• _INSTRUCTIONS TO FOLLOW_
Print the listing below exactly. Leave nothing out.

• _MATERIAL SUPPLIED_
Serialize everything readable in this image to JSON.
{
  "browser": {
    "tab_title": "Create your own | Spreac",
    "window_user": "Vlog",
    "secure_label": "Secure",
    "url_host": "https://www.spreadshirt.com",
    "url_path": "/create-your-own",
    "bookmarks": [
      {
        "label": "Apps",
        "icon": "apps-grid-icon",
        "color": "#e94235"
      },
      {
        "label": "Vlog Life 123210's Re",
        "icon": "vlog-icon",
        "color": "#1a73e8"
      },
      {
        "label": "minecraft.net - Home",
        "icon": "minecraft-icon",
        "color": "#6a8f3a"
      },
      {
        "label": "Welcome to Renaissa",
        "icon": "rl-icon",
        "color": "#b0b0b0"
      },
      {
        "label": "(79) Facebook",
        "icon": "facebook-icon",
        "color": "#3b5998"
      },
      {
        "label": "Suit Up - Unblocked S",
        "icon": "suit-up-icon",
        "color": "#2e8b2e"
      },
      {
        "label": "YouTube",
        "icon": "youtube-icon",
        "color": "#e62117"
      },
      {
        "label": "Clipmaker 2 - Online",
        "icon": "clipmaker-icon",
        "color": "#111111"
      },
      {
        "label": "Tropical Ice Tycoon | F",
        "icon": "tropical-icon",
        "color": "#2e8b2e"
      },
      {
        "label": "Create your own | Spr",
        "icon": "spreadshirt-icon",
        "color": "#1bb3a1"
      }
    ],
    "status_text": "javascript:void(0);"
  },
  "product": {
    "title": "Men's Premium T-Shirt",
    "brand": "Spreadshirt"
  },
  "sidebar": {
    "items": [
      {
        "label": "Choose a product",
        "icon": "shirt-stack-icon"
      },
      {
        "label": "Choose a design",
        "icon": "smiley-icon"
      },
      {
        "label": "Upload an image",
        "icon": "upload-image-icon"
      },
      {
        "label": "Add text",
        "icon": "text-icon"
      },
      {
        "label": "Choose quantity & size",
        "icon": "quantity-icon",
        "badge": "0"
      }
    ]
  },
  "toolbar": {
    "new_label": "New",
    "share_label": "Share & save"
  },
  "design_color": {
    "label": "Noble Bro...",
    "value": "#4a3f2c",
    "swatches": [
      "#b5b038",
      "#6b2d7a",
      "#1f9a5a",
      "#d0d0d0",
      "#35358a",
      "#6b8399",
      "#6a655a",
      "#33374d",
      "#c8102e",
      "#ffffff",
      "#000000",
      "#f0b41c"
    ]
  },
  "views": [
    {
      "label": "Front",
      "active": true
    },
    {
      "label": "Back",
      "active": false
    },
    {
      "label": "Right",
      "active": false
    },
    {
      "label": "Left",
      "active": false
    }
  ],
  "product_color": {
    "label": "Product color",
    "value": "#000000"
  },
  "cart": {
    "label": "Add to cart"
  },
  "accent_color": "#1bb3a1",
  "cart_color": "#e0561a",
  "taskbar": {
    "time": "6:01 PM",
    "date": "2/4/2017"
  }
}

• _RESULT OF THE EXERCISE_
Serialize everything readable in this image to JSON.
{
  "browser": {
    "tab_title": "Create your own | Spreac",
    "window_user": "Vlog",
    "secure_label": "Secure",
    "url_host": "https://www.spreadshirt.com",
    "url_path": "/create-your-own",
    "bookmarks": [
      {
        "label": "Apps",
        "icon": "apps-grid-icon",
        "color": "#e94235"
      },
      {
        "label": "Vlog Life 123210's Re",
        "icon": "vlog-icon",
        "color": "#1a73e8"
      },
      {
        "label": "minecraft.net - Home",
        "icon": "minecraft-icon",
        "color": "#6a8f3a"
      },
      {
        "label": "Welcome to Renaissa",
        "icon": "rl-icon",
        "color": "#b0b0b0"
      },
      {
        "label": "(79) Facebook",
        "icon": "facebook-icon",
        "color": "#3b5998"
      },
      {
        "label": "Suit Up - Unblocked S",
        "icon": "suit-up-icon",
        "color": "#2e8b2e"
      },
      {
        "label": "YouTube",
        "icon": "youtube-icon",
        "color": "#e62117"
      },
      {
        "label": "Clipmaker 2 - Online",
        "icon": "clipmaker-icon",
        "color": "#111111"
      },
      {
        "label": "Tropical Ice Tycoon | F",
        "icon": "tropical-icon",
        "color": "#2e8b2e"
      },
      {
        "label": "Create your own | Spr",
        "icon": "spreadshirt-icon",
        "color": "#1bb3a1"
      }
    ],
    "status_text": "javascript:void(0);"
  },
  "product": {
    "title": "Men's Premium T-Shirt",
    "brand": "Spreadshirt"
  },
  "sidebar": {
    "items": [
      {
        "label": "Choose a product",
        "icon": "shirt-stack-icon"
      },
      {
        "label": "Choose a design",
        "icon": "smiley-icon"
      },
      {
        "label": "Upload an image",
        "icon": "upload-image-icon"
      },
      {
        "label": "Add text",
        "icon": "text-icon"
      },
      {
        "label": "Choose quantity & size",
        "icon": "quantity-icon",
        "badge": "0"
      }
    ]
  },
  "toolbar": {
    "new_label": "New",
    "share_label": "Share & save"
  },
  "design_color": {
    "label": "Noble Bro...",
    "value": "#4a3f2c",
    "swatches": [
      "#b5b038",
      "#6b2d7a",
      "#1f9a5a",
      "#d0d0d0",
      "#35358a",
      "#6b8399",
      "#6a655a",
      "#33374d",
      "#c8102e",
      "#ffffff",
      "#000000",
      "#f0b41c"
    ]
  },
  "views": [
    {
      "label": "Front",
      "active": true
    },
    {
      "label": "Back",
      "active": false
    },
    {
      "label": "Right",
      "active": false
    },
    {
      "label": "Left",
      "active": false
    }
  ],
  "product_color": {
    "label": "Product color",
    "value": "#000000"
  },
  "cart": {
    "label": "Add to cart"
  },
  "accent_color": "#1bb3a1",
  "cart_color": "#e0561a",
  "taskbar": {
    "time": "6:01 PM",
    "date": "2/4/2017"
  }
}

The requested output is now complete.